  15. Merwitz O, Otto R (1974) Linear and sigmoid dose-effect relations: investigations with gamma-irradiated thymine(methyl-3H) in aqueous solution and in the solid state. Radiat Environ Biophys 11:69–77PubMedGoogle Scholar
  16. Mitchel REJ, Morrison DP (1983) A comparison between rates of cell death and DNA damage during irradiation of Saccharomyces cerevisiae in N2 and N2O. Radiat Res 96:374–379PubMedGoogle Scholar
  17. Powers EL, Cross M (1970) Nitrous oxide as a sensitizer of bacterial spores to X-rays. Int J Radiat Biol 17:501–514Google Scholar
  18. Pryor WA (1966) Free radicals. Academic Press, New YorkGoogle Scholar
  19. Rijn K van, Mayer T, Blok J, Verberne JB, Loman H (1985) Reaction rates of OH radicals withφ X 174 DNA: Influence of salt and scavengers. Int J Radiat Biol 47:309–317Google Scholar
  20. Roots R, Chatterjee A, Blakely E, Chang P, Smith K, Tobias C (1982) Radiation responses in air, nitrous oxide-, and nitrogen-saturated mammalian cells. Radiat Res 92:245–254PubMedGoogle Scholar
  21. Roti Roti JL, Cerutti PA (1974) Gamma-ray induced thymine damage in mammalian cells. Int J Radiat Biol 25:413–417Google Scholar
  22. Schuchmann HP, Wagner R, Sonntag C von (1985) to be publishedGoogle Scholar
  23. Smith JD, Wyatt GR (1951) The composition of some microbial deoxypentose nucleic acids. Biochem J 49:144–148Google Scholar
  24. Sonntag C von, Hagen U, Schön-Bopp A, and Schulte-Frohlinde D (1981) Radiation-induced strand breaks in DNA: Chemical and enzymatic analysis of end groups and mechanistic aspects. Adv Radiat Biol 9:103–142Google Scholar
  25. Swinehart JL, Cerutti PA (1975) Gamma-ray induced thymine damage in the DNA in coli phageφ X 174 and in E. coli. Int J Radiat Biol 27:83–94Google Scholar
  26. Ward JF (1975) Molecular mechanisms of radiation induced damage to nucleic acids. Advances Radiat Biol 5:181–239Google Scholar
  27. Ward JF, Kuo I (1976) Strand breaks base release and postirradiation changes in DNA gamma irradiated in dilute oxygen-saturated aqueous solution. Radiat Res 60:485–498Google Scholar
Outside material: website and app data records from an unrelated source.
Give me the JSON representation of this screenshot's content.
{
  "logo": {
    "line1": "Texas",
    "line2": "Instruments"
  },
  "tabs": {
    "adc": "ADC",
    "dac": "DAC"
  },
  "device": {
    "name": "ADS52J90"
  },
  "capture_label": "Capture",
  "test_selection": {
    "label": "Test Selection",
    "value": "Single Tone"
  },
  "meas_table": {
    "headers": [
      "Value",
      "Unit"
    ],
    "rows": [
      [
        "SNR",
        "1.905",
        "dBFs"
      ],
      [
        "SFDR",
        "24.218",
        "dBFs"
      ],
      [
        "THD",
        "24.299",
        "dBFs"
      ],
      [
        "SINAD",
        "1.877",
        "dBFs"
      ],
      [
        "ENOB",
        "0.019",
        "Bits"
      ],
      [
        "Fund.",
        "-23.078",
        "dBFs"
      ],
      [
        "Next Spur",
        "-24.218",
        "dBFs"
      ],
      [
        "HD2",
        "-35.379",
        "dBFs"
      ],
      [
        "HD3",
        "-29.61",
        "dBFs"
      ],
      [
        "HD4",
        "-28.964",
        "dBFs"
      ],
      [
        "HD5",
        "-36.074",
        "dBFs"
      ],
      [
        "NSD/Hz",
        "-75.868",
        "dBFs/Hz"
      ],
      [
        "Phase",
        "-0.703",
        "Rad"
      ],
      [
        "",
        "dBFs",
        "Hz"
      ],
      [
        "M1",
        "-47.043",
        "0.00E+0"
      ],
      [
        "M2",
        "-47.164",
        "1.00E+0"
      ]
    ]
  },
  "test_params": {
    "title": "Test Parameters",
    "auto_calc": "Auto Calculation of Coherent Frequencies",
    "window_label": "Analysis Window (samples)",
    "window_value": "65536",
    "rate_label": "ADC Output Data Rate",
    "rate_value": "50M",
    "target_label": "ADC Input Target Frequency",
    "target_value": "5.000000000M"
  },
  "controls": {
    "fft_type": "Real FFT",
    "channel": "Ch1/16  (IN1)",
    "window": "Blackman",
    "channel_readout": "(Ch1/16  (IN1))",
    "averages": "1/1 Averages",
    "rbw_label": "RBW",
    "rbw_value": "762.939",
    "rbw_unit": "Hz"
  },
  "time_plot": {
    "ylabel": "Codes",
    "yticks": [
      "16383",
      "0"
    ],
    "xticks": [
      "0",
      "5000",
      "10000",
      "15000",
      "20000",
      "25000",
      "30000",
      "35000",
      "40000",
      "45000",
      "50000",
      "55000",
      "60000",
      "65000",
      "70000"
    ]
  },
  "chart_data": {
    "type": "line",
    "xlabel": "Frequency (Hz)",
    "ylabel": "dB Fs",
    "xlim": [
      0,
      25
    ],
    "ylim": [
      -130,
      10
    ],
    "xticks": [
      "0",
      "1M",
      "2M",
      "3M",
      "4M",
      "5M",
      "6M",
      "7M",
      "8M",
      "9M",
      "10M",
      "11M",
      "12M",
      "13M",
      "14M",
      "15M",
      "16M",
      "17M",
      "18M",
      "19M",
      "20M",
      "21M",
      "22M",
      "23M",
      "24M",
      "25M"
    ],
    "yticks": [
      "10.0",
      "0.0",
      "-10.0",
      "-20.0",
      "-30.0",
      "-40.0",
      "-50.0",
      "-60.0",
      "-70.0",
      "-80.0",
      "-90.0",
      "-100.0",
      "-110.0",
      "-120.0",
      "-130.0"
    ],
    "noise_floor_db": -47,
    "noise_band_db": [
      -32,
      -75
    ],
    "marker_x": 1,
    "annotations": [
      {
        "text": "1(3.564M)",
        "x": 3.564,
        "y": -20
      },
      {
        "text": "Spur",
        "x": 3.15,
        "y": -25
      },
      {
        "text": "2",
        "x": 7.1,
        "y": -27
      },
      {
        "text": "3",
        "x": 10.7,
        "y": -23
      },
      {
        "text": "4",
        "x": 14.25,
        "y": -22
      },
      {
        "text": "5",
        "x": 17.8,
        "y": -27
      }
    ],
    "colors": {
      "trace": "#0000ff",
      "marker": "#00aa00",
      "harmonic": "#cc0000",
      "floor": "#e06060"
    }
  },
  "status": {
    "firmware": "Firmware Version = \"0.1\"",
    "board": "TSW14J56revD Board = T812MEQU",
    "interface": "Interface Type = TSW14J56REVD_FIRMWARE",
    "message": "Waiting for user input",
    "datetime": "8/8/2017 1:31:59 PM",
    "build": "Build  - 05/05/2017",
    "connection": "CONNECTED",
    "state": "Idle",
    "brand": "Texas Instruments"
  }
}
Copyright information

© Springer-Verlag 1985

Authors and Affiliations

  • O. Merwitz
    • 1
    • 2
  • W. Köhnlein
    • 1
    • 2
  1. 1.Institut für Chemie 1 (Nuklearchemie) der Kernforschungsanlage Jülich GmbHJülichFederal Republic of Germany
  2. 2.Institut für Strahlenbiologie der Universität MünsterMünsterFederal Republic of Germany

Personalised recommendations